Fixing LAUSD requires addressing child poverty first

Published in the Los Angeles Times, Sunday, January 17, 2016
Fixing LAUSD requires addressing child poverty first
To the editor: Judging by this editorial, it is apparent that neither The Times nor new Supt. Michelle King knows what the Los Angeles Unified School District needs now. ("What new L.A. schools chief Michelle King needs to do now," editorial, Jan. 15)
The biggest problem is poverty, a problem shared by many big-city school districts. About 80% of LAUSD students live in poverty, far above the national average of 25%, already unacceptable and well above that of other industrialized countries.
High poverty means food deprivation, lack of healthcare and little access to books. All of these have devastating effects on school performance. The best teaching in the world will not help if students are hungry or ill and have little to read.
What the LAUSD needs to do now is protect children from the impact of poverty. This means improve school food programs, school nurses and libraries. To paraphrase education expert Susan Ohanian, our goals should be no child left unfed, no child without healthcare, and no child without access to books.
Stephen Krashen, Los Angeles
The writer is a professor emeritus of education at USC.

1 comment:

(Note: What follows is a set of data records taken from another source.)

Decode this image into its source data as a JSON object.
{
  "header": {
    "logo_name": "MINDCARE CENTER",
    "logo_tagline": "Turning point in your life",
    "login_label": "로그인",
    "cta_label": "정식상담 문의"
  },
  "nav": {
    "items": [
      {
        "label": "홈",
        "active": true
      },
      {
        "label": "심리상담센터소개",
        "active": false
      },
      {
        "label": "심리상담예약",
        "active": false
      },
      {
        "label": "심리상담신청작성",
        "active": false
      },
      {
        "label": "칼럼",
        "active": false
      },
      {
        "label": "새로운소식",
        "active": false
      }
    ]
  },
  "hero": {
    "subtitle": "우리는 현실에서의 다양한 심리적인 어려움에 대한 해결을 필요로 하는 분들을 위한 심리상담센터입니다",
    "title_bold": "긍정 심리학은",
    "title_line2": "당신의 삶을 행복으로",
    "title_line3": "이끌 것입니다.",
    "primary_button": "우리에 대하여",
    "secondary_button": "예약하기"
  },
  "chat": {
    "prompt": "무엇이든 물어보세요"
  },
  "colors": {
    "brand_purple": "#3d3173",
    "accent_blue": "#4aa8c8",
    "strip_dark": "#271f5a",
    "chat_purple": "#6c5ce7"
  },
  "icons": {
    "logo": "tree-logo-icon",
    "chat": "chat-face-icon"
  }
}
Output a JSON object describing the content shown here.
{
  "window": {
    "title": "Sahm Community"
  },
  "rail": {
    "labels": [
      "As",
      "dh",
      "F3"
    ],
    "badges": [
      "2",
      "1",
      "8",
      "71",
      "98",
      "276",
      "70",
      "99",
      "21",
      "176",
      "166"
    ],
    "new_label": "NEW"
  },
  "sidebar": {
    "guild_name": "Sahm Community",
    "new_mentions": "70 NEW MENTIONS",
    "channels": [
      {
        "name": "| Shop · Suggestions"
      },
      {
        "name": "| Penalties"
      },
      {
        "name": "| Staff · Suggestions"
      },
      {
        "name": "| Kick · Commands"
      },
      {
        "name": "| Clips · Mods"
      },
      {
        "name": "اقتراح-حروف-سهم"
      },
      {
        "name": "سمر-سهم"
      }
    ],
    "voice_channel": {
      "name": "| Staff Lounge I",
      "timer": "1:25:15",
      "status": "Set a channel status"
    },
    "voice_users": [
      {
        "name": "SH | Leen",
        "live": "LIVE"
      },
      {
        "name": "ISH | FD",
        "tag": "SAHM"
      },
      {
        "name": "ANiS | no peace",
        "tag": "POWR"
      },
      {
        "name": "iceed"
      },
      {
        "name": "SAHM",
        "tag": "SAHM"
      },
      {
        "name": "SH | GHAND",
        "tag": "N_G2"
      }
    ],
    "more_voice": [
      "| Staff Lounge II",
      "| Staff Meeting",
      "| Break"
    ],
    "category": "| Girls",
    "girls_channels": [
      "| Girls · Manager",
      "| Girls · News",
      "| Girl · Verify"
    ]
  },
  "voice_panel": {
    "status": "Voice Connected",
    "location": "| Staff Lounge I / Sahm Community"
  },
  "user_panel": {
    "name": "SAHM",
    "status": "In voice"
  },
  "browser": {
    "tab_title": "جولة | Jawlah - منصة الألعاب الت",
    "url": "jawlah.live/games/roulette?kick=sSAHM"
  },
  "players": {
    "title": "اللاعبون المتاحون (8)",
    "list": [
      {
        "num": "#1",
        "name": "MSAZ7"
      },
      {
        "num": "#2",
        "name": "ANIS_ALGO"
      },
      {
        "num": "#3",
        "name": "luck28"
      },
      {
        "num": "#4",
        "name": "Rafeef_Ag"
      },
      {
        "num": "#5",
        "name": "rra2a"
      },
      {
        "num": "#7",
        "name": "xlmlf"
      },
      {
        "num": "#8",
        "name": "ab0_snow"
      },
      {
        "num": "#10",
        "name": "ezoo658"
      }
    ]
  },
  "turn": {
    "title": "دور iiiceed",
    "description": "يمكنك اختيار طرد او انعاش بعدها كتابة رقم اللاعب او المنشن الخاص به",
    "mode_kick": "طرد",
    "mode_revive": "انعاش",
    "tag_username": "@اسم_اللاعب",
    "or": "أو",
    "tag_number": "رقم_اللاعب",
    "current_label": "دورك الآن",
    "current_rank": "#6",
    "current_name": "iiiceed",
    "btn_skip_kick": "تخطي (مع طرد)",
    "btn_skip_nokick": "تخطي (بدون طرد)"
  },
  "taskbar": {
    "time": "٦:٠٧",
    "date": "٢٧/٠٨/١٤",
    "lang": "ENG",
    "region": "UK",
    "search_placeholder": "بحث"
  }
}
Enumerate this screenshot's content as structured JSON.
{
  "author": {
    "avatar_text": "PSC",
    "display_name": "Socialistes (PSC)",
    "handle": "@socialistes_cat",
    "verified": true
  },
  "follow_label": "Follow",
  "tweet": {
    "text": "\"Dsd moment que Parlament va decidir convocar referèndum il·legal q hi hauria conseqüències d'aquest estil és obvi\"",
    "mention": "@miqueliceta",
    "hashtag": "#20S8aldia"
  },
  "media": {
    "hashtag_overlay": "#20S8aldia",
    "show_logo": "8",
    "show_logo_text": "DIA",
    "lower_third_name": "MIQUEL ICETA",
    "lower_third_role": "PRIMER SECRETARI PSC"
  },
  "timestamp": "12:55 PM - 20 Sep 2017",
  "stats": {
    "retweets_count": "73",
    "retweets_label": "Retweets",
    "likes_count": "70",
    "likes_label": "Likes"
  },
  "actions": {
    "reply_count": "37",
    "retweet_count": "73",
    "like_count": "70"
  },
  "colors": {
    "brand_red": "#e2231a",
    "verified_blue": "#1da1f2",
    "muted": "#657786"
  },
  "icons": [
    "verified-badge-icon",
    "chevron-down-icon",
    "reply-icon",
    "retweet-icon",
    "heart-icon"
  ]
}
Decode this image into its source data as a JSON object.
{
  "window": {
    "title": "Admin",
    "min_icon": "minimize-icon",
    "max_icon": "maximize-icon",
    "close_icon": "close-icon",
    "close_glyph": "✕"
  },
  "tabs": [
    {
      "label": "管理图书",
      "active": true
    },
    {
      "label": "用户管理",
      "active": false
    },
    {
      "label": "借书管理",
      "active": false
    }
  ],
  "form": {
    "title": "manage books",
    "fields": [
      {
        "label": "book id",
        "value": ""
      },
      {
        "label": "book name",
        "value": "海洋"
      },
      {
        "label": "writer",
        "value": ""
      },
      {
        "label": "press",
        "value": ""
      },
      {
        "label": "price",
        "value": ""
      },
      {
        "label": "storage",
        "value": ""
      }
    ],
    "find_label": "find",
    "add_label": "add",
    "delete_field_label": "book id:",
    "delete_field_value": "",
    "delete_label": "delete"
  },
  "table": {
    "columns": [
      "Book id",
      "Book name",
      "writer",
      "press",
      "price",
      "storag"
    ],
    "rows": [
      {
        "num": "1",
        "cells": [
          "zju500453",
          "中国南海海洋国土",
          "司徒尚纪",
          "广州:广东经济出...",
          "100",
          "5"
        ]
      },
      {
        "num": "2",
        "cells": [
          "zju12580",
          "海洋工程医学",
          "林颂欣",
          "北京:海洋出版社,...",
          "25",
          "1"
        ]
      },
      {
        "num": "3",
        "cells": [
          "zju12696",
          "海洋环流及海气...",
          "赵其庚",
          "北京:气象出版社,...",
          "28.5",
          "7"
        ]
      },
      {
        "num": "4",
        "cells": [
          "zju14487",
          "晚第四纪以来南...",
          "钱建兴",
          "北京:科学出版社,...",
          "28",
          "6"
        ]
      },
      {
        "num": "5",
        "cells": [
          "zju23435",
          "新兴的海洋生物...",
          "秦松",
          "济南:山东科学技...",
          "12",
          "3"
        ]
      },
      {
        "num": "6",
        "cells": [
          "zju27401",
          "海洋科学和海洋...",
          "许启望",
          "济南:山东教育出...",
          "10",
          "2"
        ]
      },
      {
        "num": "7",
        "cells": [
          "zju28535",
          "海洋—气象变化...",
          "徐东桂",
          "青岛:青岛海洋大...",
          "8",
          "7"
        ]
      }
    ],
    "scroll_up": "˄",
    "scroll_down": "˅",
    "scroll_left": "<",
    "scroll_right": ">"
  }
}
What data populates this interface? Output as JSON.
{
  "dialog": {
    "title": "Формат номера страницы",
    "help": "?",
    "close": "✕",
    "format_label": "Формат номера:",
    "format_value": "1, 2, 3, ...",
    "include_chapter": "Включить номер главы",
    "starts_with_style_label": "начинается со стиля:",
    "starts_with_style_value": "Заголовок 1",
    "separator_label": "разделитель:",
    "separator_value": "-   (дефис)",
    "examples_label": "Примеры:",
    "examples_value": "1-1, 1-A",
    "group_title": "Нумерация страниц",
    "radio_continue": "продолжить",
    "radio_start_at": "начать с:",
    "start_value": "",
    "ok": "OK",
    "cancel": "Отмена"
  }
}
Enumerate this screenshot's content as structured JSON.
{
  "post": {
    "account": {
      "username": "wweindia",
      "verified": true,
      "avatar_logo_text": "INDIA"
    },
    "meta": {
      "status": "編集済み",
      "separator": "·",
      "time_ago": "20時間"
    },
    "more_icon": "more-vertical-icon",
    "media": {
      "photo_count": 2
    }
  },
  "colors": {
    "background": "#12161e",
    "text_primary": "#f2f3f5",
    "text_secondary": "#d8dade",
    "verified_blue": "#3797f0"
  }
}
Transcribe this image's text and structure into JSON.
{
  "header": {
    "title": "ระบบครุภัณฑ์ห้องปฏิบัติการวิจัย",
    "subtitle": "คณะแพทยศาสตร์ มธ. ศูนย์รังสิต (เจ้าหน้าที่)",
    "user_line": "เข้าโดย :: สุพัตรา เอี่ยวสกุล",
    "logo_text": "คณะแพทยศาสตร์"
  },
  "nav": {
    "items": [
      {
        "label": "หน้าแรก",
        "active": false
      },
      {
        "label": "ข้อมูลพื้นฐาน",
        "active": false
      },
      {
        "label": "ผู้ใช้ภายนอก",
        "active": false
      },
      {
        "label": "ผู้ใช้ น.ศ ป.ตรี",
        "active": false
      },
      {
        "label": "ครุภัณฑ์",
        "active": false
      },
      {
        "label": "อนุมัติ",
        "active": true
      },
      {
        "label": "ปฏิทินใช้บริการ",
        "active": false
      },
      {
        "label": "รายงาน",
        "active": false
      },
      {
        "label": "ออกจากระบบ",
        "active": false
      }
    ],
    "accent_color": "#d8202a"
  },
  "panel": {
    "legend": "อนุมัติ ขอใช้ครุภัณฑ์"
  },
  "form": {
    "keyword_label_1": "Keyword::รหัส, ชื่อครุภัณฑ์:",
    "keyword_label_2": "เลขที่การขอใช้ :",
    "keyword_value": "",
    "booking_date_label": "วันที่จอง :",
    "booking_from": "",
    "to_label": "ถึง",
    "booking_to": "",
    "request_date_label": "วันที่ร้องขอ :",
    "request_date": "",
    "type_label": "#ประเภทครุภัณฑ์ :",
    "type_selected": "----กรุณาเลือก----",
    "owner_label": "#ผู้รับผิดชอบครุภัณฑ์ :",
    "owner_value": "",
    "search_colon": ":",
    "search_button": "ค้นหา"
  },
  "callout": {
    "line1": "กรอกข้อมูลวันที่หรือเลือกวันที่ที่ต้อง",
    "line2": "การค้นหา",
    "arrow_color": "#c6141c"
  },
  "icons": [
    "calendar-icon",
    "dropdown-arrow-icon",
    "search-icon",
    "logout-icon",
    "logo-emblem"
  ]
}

  1. Stephen Krashen is exactly right. Poverty is the problem and more testing or more charters are not the solutions.